It was clear that by 2000, technological change finally caught up with the massive US mortgage market. The sleepy loan market that had successfully funded the aspirations of home ownership for Americans for most of the Century was undergoing a profound change. The dissemination of technology within the banking industry now made it possible to turn a bank’s entire portfolio of illiquid mortgage loans into liquid mortgage backed securities (a “derivative” of the original loan).
The “securitizaton” process isn’t magic. Securitization is simply the process of crunching “big financial data” to convert mortgage loans with unique characteristics (the story of the borrower and the home) into a financial derivative with a simple numerical quality rating (risky to safe). These new, easy to use derivatives were a hit with investors worldwide. Demand soared and he process rapidly spread to the entire industry through the Internet.
Soon, the entire US mortgage industry was out in the field, beating the bushes to drum up new mortgages, with increasingly poor results. Further, bankers on the leading edge of technology had found ways to combined these derivatives into even more complex derivatives called CDOs. These CDO’s crunched big financial data to bundle securitized mortgages with different quality ratings into a single package that provided superior rates of return to buyers with presumably, little risk.
Of course, as we know, this entire edifice was a house of cards. Technology had accelerated this market so quickly, the entire bureaucracy — from government regulators to banking risk officers — were left in the dust. The biggest debt market in the world was now, inevitably, beyond bureaucracy.
Despite this unfettered trajectory, concerns over the quality of these derivatives was slowing the market in 2005 — a rare occasion when market forces did actually work, in this technologically juiced financial world. Left on its own, it might soon dry up. Alec saw this too.
Alec saw that the mortgage derivative market would soon crash and he wanted to make money on the way down. To do that he needed to short (make a bet on a decline in price) CDOs. The problem was that there weren’t enough being built anymore.
So, he decided to make more by partnering to rapidly build “improved” CDOs. To “improve” them, his firm bought the riskiest portion, making them appear, based on the big data financial data, less risky. These improved CDOs sold like hotcakes, giving Magnetar plenty of opportunity to bet on the downside. But it also extended the runaway amplification of the mortgage market for a couple of more years, radically increasing the damage to the entire system when it did eventually crash.
In sum, Alec and Magnetar made some money, by increasing the damage to the entire system and all the people in it, and we learned nothing. Nobody involved in any of the frauds associated with the crash (there were countless) went to jail.
As a result, the same conditions we had then, prevail today. The financial system is still being “managed” at bureaucratic speed with the expectation of normal results, despite the fact that technological change is increasingly producing non-linearity.

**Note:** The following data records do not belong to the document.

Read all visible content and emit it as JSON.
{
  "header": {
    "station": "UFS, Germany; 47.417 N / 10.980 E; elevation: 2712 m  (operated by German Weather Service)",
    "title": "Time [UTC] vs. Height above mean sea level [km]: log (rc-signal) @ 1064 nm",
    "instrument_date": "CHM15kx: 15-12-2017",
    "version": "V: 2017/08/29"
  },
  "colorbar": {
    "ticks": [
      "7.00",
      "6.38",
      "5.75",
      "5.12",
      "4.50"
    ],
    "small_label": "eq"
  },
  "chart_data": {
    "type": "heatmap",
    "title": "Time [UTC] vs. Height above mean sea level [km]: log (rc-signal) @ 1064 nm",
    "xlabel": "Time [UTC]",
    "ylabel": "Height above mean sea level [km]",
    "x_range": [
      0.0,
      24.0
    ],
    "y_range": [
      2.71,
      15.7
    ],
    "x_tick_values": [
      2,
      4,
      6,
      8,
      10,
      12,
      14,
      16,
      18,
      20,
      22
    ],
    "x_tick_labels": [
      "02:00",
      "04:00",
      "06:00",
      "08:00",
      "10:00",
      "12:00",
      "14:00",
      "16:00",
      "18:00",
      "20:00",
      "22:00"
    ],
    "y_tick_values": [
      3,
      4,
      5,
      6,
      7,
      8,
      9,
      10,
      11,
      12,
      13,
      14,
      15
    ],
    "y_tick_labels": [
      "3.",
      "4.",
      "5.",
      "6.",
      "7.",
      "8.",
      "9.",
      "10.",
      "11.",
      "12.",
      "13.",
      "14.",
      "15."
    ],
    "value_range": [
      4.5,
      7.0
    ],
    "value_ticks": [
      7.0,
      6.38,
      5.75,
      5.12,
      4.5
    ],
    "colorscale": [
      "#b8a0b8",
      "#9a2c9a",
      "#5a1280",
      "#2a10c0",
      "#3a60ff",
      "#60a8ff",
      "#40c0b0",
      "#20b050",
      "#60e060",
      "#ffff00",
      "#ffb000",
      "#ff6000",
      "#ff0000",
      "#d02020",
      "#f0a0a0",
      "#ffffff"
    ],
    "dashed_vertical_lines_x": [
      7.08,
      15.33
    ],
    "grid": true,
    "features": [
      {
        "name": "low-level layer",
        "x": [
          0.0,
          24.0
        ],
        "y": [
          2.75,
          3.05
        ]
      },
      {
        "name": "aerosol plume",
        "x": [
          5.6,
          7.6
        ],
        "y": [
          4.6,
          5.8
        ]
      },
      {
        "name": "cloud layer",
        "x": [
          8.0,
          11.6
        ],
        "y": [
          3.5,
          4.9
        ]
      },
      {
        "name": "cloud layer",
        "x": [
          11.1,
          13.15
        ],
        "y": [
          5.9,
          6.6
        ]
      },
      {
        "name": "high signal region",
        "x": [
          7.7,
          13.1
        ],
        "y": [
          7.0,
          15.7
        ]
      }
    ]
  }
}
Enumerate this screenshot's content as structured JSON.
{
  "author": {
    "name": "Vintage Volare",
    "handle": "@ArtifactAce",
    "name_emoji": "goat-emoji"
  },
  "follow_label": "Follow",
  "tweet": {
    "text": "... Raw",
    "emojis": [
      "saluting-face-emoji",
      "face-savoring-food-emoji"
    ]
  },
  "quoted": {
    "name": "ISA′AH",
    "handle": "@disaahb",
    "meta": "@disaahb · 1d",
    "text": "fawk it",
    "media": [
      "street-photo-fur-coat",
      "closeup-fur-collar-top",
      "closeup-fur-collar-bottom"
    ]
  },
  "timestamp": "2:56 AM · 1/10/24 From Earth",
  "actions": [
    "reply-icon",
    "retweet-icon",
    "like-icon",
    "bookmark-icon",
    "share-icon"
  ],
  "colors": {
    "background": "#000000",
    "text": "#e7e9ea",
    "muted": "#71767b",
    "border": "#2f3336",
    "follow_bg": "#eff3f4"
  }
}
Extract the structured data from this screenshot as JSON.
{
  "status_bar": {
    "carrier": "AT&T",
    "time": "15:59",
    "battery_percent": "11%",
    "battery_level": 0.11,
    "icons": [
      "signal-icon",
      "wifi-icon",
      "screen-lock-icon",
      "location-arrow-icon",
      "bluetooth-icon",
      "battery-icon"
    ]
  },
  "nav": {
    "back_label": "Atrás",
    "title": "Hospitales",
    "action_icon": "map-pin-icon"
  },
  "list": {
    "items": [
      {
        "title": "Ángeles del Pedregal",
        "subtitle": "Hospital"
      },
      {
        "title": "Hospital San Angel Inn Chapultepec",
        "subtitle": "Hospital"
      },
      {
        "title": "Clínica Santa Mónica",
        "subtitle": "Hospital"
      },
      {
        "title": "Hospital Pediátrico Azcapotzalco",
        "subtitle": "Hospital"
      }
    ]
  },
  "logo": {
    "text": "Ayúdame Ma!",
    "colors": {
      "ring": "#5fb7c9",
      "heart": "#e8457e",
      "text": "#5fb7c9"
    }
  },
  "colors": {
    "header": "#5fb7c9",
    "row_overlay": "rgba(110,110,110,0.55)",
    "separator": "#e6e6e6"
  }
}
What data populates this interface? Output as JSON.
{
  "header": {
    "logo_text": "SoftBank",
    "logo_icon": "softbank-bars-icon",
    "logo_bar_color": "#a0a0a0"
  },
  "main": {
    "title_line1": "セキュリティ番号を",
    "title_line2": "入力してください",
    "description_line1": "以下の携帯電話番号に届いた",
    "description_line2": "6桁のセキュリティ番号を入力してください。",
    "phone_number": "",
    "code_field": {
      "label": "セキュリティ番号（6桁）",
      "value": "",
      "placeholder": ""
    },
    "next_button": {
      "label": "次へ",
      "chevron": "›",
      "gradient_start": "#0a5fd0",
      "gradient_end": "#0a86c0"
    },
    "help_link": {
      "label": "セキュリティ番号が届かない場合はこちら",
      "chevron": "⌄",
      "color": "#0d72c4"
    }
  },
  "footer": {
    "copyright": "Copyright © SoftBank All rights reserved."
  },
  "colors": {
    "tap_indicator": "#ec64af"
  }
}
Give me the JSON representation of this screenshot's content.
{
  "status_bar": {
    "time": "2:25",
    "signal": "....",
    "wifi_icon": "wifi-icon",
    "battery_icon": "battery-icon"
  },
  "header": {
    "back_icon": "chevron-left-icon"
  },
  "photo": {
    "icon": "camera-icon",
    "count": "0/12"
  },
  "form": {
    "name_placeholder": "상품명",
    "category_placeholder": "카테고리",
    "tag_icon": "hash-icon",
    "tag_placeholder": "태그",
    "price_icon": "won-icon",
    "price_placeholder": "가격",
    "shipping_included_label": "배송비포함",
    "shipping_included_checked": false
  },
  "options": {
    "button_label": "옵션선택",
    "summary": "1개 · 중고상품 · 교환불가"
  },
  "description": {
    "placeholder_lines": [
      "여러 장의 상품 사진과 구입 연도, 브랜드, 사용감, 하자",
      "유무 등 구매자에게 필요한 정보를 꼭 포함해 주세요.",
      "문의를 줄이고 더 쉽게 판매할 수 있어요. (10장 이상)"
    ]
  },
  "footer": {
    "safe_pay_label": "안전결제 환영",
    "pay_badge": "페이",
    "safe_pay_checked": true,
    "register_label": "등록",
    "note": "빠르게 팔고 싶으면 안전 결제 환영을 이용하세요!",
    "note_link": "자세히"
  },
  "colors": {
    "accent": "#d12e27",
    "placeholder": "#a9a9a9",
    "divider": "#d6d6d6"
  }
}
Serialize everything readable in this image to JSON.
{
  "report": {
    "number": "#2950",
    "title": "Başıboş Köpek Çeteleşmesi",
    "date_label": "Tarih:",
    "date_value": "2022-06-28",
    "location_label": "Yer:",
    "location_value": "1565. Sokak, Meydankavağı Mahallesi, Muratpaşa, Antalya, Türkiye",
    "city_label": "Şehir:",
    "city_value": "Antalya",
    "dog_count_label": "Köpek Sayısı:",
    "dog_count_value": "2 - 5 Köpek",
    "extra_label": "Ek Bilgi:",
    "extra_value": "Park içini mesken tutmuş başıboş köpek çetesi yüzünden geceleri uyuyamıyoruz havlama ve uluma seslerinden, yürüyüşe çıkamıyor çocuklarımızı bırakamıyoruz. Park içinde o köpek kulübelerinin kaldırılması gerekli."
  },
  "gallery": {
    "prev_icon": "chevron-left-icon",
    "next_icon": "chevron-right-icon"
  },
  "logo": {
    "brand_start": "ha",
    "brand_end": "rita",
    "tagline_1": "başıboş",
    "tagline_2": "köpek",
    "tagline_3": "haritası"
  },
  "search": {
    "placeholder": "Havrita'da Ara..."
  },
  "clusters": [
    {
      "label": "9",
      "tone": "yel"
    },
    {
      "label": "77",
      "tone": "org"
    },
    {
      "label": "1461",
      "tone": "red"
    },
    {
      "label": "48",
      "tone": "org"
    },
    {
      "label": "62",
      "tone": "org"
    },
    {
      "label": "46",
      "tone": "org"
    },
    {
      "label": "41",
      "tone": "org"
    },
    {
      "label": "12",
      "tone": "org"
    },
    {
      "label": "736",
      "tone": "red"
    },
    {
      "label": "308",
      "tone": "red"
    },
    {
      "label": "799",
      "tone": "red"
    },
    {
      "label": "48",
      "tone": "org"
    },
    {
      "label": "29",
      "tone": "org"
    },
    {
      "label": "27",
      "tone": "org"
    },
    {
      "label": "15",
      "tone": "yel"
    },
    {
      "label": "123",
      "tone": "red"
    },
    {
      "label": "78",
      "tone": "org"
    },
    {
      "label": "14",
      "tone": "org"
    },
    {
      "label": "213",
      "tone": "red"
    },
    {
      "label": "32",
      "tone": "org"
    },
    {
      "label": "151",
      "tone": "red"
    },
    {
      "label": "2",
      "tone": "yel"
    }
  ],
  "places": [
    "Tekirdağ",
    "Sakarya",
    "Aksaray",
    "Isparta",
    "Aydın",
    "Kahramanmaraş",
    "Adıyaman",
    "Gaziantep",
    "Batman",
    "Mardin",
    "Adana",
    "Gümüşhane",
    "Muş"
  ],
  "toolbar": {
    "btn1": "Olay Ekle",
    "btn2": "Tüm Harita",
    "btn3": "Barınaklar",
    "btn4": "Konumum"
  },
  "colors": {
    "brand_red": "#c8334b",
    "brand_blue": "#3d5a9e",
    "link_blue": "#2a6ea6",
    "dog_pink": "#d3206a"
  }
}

PS: Alec Litowitz made $280 m in 2007.
PPS: I’m writing a book online. This is a page of it. Will package it and the rest of the pages for Amazon. If you want to join me for free in the meantime, sign up with your e-mail in the space below.